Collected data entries
________________________

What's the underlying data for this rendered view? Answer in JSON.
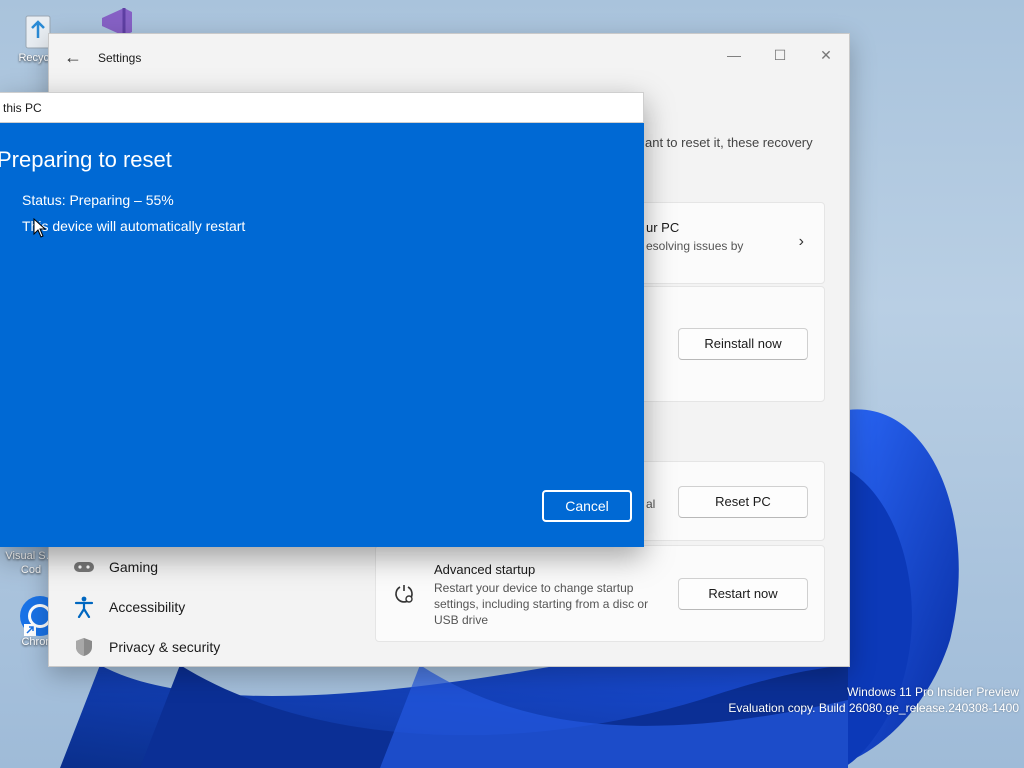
{
  "desktop": {
    "icons": [
      {
        "label": "Recycle",
        "icon": "recycle-bin-icon"
      },
      {
        "label": "",
        "icon": "visual-studio-icon"
      },
      {
        "label": "Visual S… Cod",
        "icon": "vscode-icon"
      },
      {
        "label": "Chrom",
        "icon": "chrome-icon"
      }
    ],
    "watermark": {
      "line1": "Windows 11 Pro Insider Preview",
      "line2": "Evaluation copy. Build 26080.ge_release.240308-1400"
    }
  },
  "settings": {
    "title": "Settings",
    "back_glyph": "←",
    "controls": {
      "minimize": "—",
      "maximize": "☐",
      "close": "✕"
    },
    "intro_fragment": "ant to reset it, these recovery",
    "cards": {
      "fix_problems": {
        "title_fragment": "ur PC",
        "subtitle_fragment": "esolving issues by",
        "chevron": "›"
      },
      "reinstall": {
        "button": "Reinstall now"
      },
      "reset": {
        "subtitle_fragment": "al",
        "button": "Reset PC"
      },
      "advanced_startup": {
        "title": "Advanced startup",
        "subtitle_line1": "Restart your device to change startup",
        "subtitle_line2": "settings, including starting from a disc or",
        "subtitle_line3": "USB drive",
        "button": "Restart now"
      }
    },
    "nav": [
      {
        "label": "Gaming",
        "icon": "gamepad-icon"
      },
      {
        "label": "Accessibility",
        "icon": "accessibility-icon"
      },
      {
        "label": "Privacy & security",
        "icon": "shield-icon"
      }
    ]
  },
  "reset_dialog": {
    "title_fragment": "this PC",
    "heading": "Preparing to reset",
    "status": "Status: Preparing – 55%",
    "progress_percent": 55,
    "note": "This device will automatically restart",
    "cancel": "Cancel",
    "colors": {
      "background": "#0069d4"
    }
  }
}
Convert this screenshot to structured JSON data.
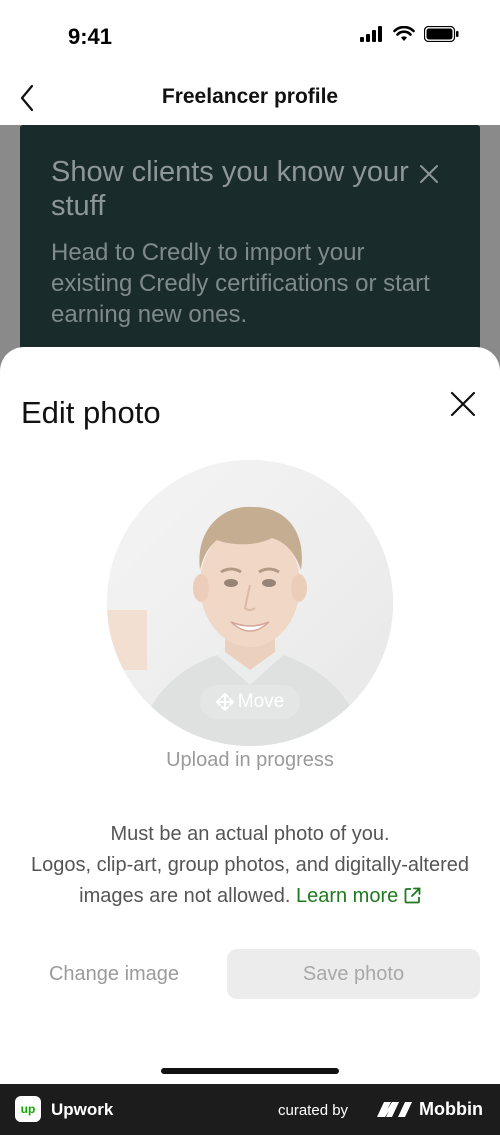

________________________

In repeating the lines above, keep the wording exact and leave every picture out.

What's the underlying data for this rendered view? Answer in JSON.
{
  "desktop": {
    "icons": [
      {
        "label": "Recycle",
        "icon": "recycle-bin-icon"
      },
      {
        "label": "",
        "icon": "visual-studio-icon"
      },
      {
        "label": "Visual S… Cod",
        "icon": "vscode-icon"
      },
      {
        "label": "Chrom",
        "icon": "chrome-icon"
      }
    ],
    "watermark": {
      "line1": "Windows 11 Pro Insider Preview",
      "line2": "Evaluation copy. Build 26080.ge_release.240308-1400"
    }
  },
  "settings": {
    "title": "Settings",
    "back_glyph": "←",
    "controls": {
      "minimize": "—",
      "maximize": "☐",
      "close": "✕"
    },
    "intro_fragment": "ant to reset it, these recovery",
    "cards": {
      "fix_problems": {
        "title_fragment": "ur PC",
        "subtitle_fragment": "esolving issues by",
        "chevron": "›"
      },
      "reinstall": {
        "button": "Reinstall now"
      },
      "reset": {
        "subtitle_fragment": "al",
        "button": "Reset PC"
      },
      "advanced_startup": {
        "title": "Advanced startup",
        "subtitle_line1": "Restart your device to change startup",
        "subtitle_line2": "settings, including starting from a disc or",
        "subtitle_line3": "USB drive",
        "button": "Restart now"
      }
    },
    "nav": [
      {
        "label": "Gaming",
        "icon": "gamepad-icon"
      },
      {
        "label": "Accessibility",
        "icon": "accessibility-icon"
      },
      {
        "label": "Privacy & security",
        "icon": "shield-icon"
      }
    ]
  },
  "reset_dialog": {
    "title_fragment": "this PC",
    "heading": "Preparing to reset",
    "status": "Status: Preparing – 55%",
    "progress_percent": 55,
    "note": "This device will automatically restart",
    "cancel": "Cancel",
    "colors": {
      "background": "#0069d4"
    }
  }
}
Convert this screenshot to structured JSON data.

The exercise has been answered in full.